In his 2002 business classic, The Five Dysfunction of a Team, Patrick Lencioni describes “Avoidance of Accountability” as one of the core behaviors that teams exhibit when they are dysfunctional. In Pat’s words: “In the context of teamwork…it refers specifically to the [un]willingness of team members to call their peers on performance or behaviors that might hurt the team.”
Having a marketing packet to attract your corporate sponsors is essential in helping them support your event or cause. And yet, marketing collateral alone is not enough! Sponsors need you to personally enroll them in the possibilities (and realities) that you and your organization are creating in the world.
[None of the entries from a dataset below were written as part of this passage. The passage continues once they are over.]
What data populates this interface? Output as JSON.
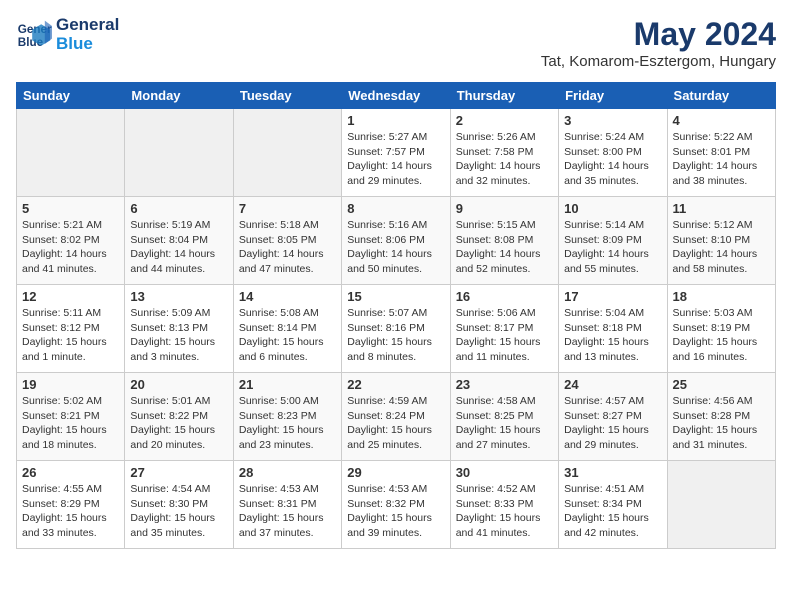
{
  "header": {
    "logo_line1": "General",
    "logo_line2": "Blue",
    "month": "May 2024",
    "location": "Tat, Komarom-Esztergom, Hungary"
  },
  "days_of_week": [
    "Sunday",
    "Monday",
    "Tuesday",
    "Wednesday",
    "Thursday",
    "Friday",
    "Saturday"
  ],
  "weeks": [
    [
      {
        "day": "",
        "info": ""
      },
      {
        "day": "",
        "info": ""
      },
      {
        "day": "",
        "info": ""
      },
      {
        "day": "1",
        "info": "Sunrise: 5:27 AM\nSunset: 7:57 PM\nDaylight: 14 hours\nand 29 minutes."
      },
      {
        "day": "2",
        "info": "Sunrise: 5:26 AM\nSunset: 7:58 PM\nDaylight: 14 hours\nand 32 minutes."
      },
      {
        "day": "3",
        "info": "Sunrise: 5:24 AM\nSunset: 8:00 PM\nDaylight: 14 hours\nand 35 minutes."
      },
      {
        "day": "4",
        "info": "Sunrise: 5:22 AM\nSunset: 8:01 PM\nDaylight: 14 hours\nand 38 minutes."
      }
    ],
    [
      {
        "day": "5",
        "info": "Sunrise: 5:21 AM\nSunset: 8:02 PM\nDaylight: 14 hours\nand 41 minutes."
      },
      {
        "day": "6",
        "info": "Sunrise: 5:19 AM\nSunset: 8:04 PM\nDaylight: 14 hours\nand 44 minutes."
      },
      {
        "day": "7",
        "info": "Sunrise: 5:18 AM\nSunset: 8:05 PM\nDaylight: 14 hours\nand 47 minutes."
      },
      {
        "day": "8",
        "info": "Sunrise: 5:16 AM\nSunset: 8:06 PM\nDaylight: 14 hours\nand 50 minutes."
      },
      {
        "day": "9",
        "info": "Sunrise: 5:15 AM\nSunset: 8:08 PM\nDaylight: 14 hours\nand 52 minutes."
      },
      {
        "day": "10",
        "info": "Sunrise: 5:14 AM\nSunset: 8:09 PM\nDaylight: 14 hours\nand 55 minutes."
      },
      {
        "day": "11",
        "info": "Sunrise: 5:12 AM\nSunset: 8:10 PM\nDaylight: 14 hours\nand 58 minutes."
      }
    ],
    [
      {
        "day": "12",
        "info": "Sunrise: 5:11 AM\nSunset: 8:12 PM\nDaylight: 15 hours\nand 1 minute."
      },
      {
        "day": "13",
        "info": "Sunrise: 5:09 AM\nSunset: 8:13 PM\nDaylight: 15 hours\nand 3 minutes."
      },
      {
        "day": "14",
        "info": "Sunrise: 5:08 AM\nSunset: 8:14 PM\nDaylight: 15 hours\nand 6 minutes."
      },
      {
        "day": "15",
        "info": "Sunrise: 5:07 AM\nSunset: 8:16 PM\nDaylight: 15 hours\nand 8 minutes."
      },
      {
        "day": "16",
        "info": "Sunrise: 5:06 AM\nSunset: 8:17 PM\nDaylight: 15 hours\nand 11 minutes."
      },
      {
        "day": "17",
        "info": "Sunrise: 5:04 AM\nSunset: 8:18 PM\nDaylight: 15 hours\nand 13 minutes."
      },
      {
        "day": "18",
        "info": "Sunrise: 5:03 AM\nSunset: 8:19 PM\nDaylight: 15 hours\nand 16 minutes."
      }
    ],
    [
      {
        "day": "19",
        "info": "Sunrise: 5:02 AM\nSunset: 8:21 PM\nDaylight: 15 hours\nand 18 minutes."
      },
      {
        "day": "20",
        "info": "Sunrise: 5:01 AM\nSunset: 8:22 PM\nDaylight: 15 hours\nand 20 minutes."
      },
      {
        "day": "21",
        "info": "Sunrise: 5:00 AM\nSunset: 8:23 PM\nDaylight: 15 hours\nand 23 minutes."
      },
      {
        "day": "22",
        "info": "Sunrise: 4:59 AM\nSunset: 8:24 PM\nDaylight: 15 hours\nand 25 minutes."
      },
      {
        "day": "23",
        "info": "Sunrise: 4:58 AM\nSunset: 8:25 PM\nDaylight: 15 hours\nand 27 minutes."
      },
      {
        "day": "24",
        "info": "Sunrise: 4:57 AM\nSunset: 8:27 PM\nDaylight: 15 hours\nand 29 minutes."
      },
      {
        "day": "25",
        "info": "Sunrise: 4:56 AM\nSunset: 8:28 PM\nDaylight: 15 hours\nand 31 minutes."
      }
    ],
    [
      {
        "day": "26",
        "info": "Sunrise: 4:55 AM\nSunset: 8:29 PM\nDaylight: 15 hours\nand 33 minutes."
      },
      {
        "day": "27",
        "info": "Sunrise: 4:54 AM\nSunset: 8:30 PM\nDaylight: 15 hours\nand 35 minutes."
      },
      {
        "day": "28",
        "info": "Sunrise: 4:53 AM\nSunset: 8:31 PM\nDaylight: 15 hours\nand 37 minutes."
      },
      {
        "day": "29",
        "info": "Sunrise: 4:53 AM\nSunset: 8:32 PM\nDaylight: 15 hours\nand 39 minutes."
      },
      {
        "day": "30",
        "info": "Sunrise: 4:52 AM\nSunset: 8:33 PM\nDaylight: 15 hours\nand 41 minutes."
      },
      {
        "day": "31",
        "info": "Sunrise: 4:51 AM\nSunset: 8:34 PM\nDaylight: 15 hours\nand 42 minutes."
      },
      {
        "day": "",
        "info": ""
      }
    ]
  ]
}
Yes, they may want to be associated with your project. More importantly, they want to be associated with you. That tandem is key.
What images come to mind when you think of a leader? Do you imagine a visionary who has attached a large following? Or do you connect the idea of leadership to certain job titles? Perhaps you only define yourself as a leader if you have people reporting to you. I think it is quite common to see leaders as those out in front or at the top of an organization.
Making the ask does not follow formulas or manuals. Every case and every situation is different, and as much as you want to have a guide with every step to give, you will not find it. There is no magic wand.
However, this is the question that many fundraisers, sellers and freelancers ask me. What do I do if …? And the truth is that this is a question that I love. They tell me, and with good reason, that the answer does not please them so much. I always tell them it depends.